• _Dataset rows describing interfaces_
-----

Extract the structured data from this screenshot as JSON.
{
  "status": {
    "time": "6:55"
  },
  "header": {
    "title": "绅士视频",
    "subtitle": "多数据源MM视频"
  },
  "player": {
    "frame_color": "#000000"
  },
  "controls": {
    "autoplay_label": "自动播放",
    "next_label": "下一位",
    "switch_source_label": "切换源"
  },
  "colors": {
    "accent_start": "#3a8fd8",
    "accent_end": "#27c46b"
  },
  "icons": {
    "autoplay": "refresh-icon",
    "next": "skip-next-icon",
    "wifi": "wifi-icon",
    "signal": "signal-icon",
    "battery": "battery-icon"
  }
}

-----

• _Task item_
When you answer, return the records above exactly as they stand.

• _Output below_
Extract the structured data from this screenshot as JSON.
{
  "status": {
    "time": "6:55"
  },
  "header": {
    "title": "绅士视频",
    "subtitle": "多数据源MM视频"
  },
  "player": {
    "frame_color": "#000000"
  },
  "controls": {
    "autoplay_label": "自动播放",
    "next_label": "下一位",
    "switch_source_label": "切换源"
  },
  "colors": {
    "accent_start": "#3a8fd8",
    "accent_end": "#27c46b"
  },
  "icons": {
    "autoplay": "refresh-icon",
    "next": "skip-next-icon",
    "wifi": "wifi-icon",
    "signal": "signal-icon",
    "battery": "battery-icon"
  }
}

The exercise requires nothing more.